After a few days, she made a second attempt and successfully crossed the border. She eventually settled in Bolingbrook with her husband, Diego Lino, a U.S. citizen. The couple had four children, though both Diego and Francisca had children from previous relationships.
Once they were married, Lino applied for a green card in 2005. Immigration officials accepted their money, brought the couple in for an interview and arrested Lino, Bergin said.
By that point, Lino had obtained a work permit, driver’s license and social security number through a notary public who Linda said had apparently withheld mention of her initial arrest at the border.
“She told me that everything was going to work out, that I’d have to pay a fee for entering the country illegally but that everything was going to be fine,” Lino said. “I was fine until the day I showed up for my final immigration appointment.”
An immigration officer asked her if she had ever been arrested and she admitted that she had. But her application said otherwise.

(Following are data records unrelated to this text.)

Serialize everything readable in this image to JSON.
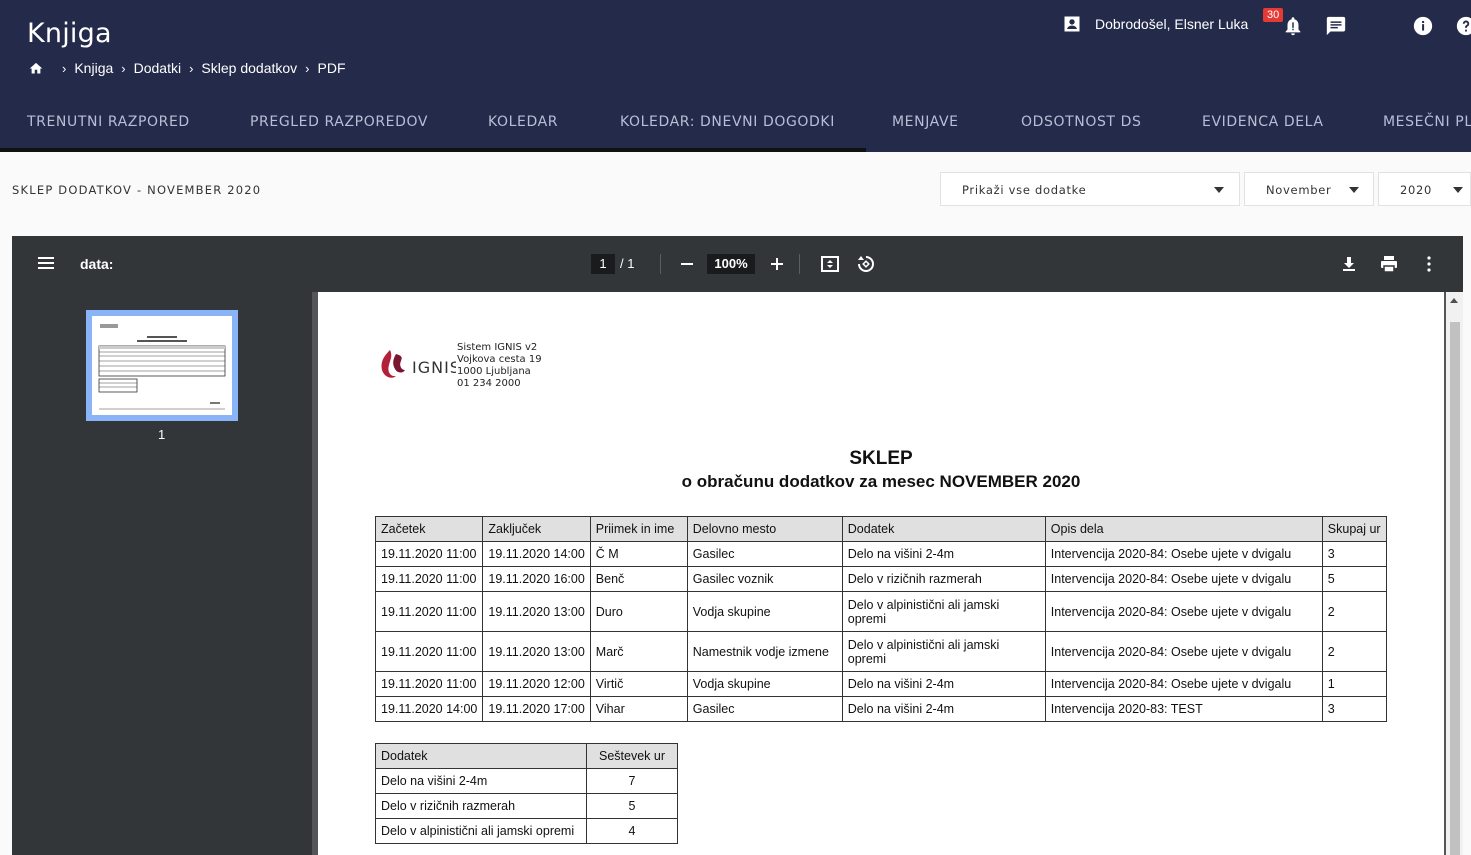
{
  "header": {
    "app_title": "Knjiga",
    "breadcrumbs": [
      "Knjiga",
      "Dodatki",
      "Sklep dodatkov",
      "PDF"
    ],
    "user_greeting": "Dobrodošel, Elsner Luka",
    "notification_count": "30"
  },
  "tabs": [
    "TRENUTNI RAZPORED",
    "PREGLED RAZPOREDOV",
    "KOLEDAR",
    "KOLEDAR: DNEVNI DOGODKI",
    "MENJAVE",
    "ODSOTNOST DS",
    "EVIDENCA DELA",
    "MESEČNI PL"
  ],
  "page": {
    "heading": "SKLEP DODATKOV - NOVEMBER 2020",
    "filter_select": "Prikaži vse dodatke",
    "month_select": "November",
    "year_select": "2020"
  },
  "viewer": {
    "doc_name": "data:",
    "page_current": "1",
    "page_total": "/ 1",
    "zoom": "100%",
    "thumb_label": "1"
  },
  "document": {
    "org_lines": [
      "Sistem IGNIS v2",
      "Vojkova cesta 19",
      "1000 Ljubljana",
      "01 234 2000"
    ],
    "logo_text": "IGNIS",
    "title": "SKLEP",
    "subtitle": "o obračunu dodatkov za mesec NOVEMBER 2020",
    "table_headers": [
      "Začetek",
      "Zaključek",
      "Priimek in ime",
      "Delovno mesto",
      "Dodatek",
      "Opis dela",
      "Skupaj ur"
    ],
    "rows": [
      [
        "19.11.2020 11:00",
        "19.11.2020 14:00",
        "Č M",
        "Gasilec",
        "Delo na višini 2-4m",
        "Intervencija 2020-84: Osebe ujete v dvigalu",
        "3"
      ],
      [
        "19.11.2020 11:00",
        "19.11.2020 16:00",
        "Benč",
        "Gasilec voznik",
        "Delo v rizičnih razmerah",
        "Intervencija 2020-84: Osebe ujete v dvigalu",
        "5"
      ],
      [
        "19.11.2020 11:00",
        "19.11.2020 13:00",
        "Duro",
        "Vodja skupine",
        "Delo v alpinistični ali jamski opremi",
        "Intervencija 2020-84: Osebe ujete v dvigalu",
        "2"
      ],
      [
        "19.11.2020 11:00",
        "19.11.2020 13:00",
        "Marč",
        "Namestnik vodje izmene",
        "Delo v alpinistični ali jamski opremi",
        "Intervencija 2020-84: Osebe ujete v dvigalu",
        "2"
      ],
      [
        "19.11.2020 11:00",
        "19.11.2020 12:00",
        "Virtič",
        "Vodja skupine",
        "Delo na višini 2-4m",
        "Intervencija 2020-84: Osebe ujete v dvigalu",
        "1"
      ],
      [
        "19.11.2020 14:00",
        "19.11.2020 17:00",
        "Vihar",
        "Gasilec",
        "Delo na višini 2-4m",
        "Intervencija 2020-83: TEST",
        "3"
      ]
    ],
    "summary_headers": [
      "Dodatek",
      "Seštevek ur"
    ],
    "summary_rows": [
      [
        "Delo na višini 2-4m",
        "7"
      ],
      [
        "Delo v rizičnih razmerah",
        "5"
      ],
      [
        "Delo v alpinistični ali jamski opremi",
        "4"
      ]
    ]
  },
  "colors": {
    "header_bg": "#232a4a",
    "viewer_toolbar": "#323639",
    "viewer_bg": "#525659",
    "badge": "#e53935",
    "thumb_highlight": "#8ab4f8",
    "logo_red": "#b3203a"
  },
  "icons": [
    "home-icon",
    "account-icon",
    "bell-icon",
    "chat-icon",
    "moon-icon",
    "info-icon",
    "help-icon",
    "menu-icon",
    "fit-page-icon",
    "rotate-icon",
    "download-icon",
    "print-icon",
    "more-icon"
  ]
}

“I told them I didn’t know why it said that because I was honest with the person who filled out the application. But he said ‘no, you’re lying to me. You have to go,'” she said.

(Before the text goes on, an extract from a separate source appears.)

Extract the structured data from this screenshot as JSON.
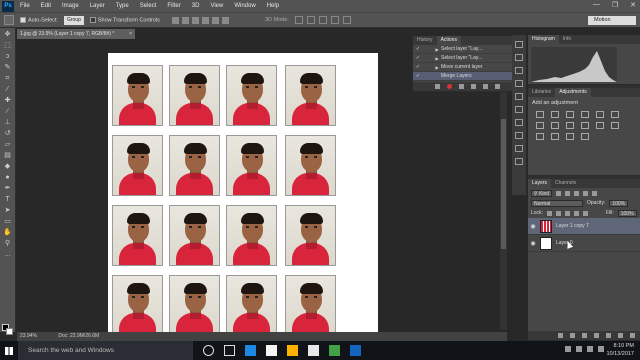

Lino plans to stay in sanctuary for at least 90 days, after which she’ll be considered a fugitive by law. But Bergin said he would contest that label.
“I don’t think she is a fugitive because I told them she’s not hiding from them,” he said. “I gave them the address and the location. She isn’t hiding on a train like a fugitive, she’s here in plain sight.”
Lino has checked in with ICE at least three times in the last six months, Bergin said.
“Mrs. Lino is the perfect example of someone that you would not prioritize for deportation but things have changed recently,” he said. “Right now, we want to make this right. We want to explore any federal legal action but it’s been difficult so far.”
In the meantime, Lino will live with Pastor Jacobita Cortes at the Humboldt Park church. Her husband will stay with their youngest children, twin 15-year-olds, in Bolingbrook.
Arellano said she met Lino in 2003 while working on immigration advocacy efforts. She said the Lino family were there for her while she was in sanctuary at Humboldt Park and that it’s now time to return the favor.
In August 2006, Arellano was told to report to the Department of Homeland Security for removal but instead sought refuge at the Humboldt Park church with her then-7-year-old son, Saul, a U.S. citizen.
A year after taking sanctuary in the church, Arellano was arrested in Los Angeles at an immigration reform rally. She returned to the U.S. in 2014 with her son and his then-infant brother and is still awaiting a hearing on her petition for political asylum, which she filed three years ago.
Saul Arellano, now 18, also spoke at the news conference. He said there are “millions of other people going through the same thing.”
“If we need to get arrested, then that’s what we will do,” he said. “But what I know is that we are a family and we are going to fight as one. So to all of the people who ever told me that they will have my back — now is the time to have mine and hers.”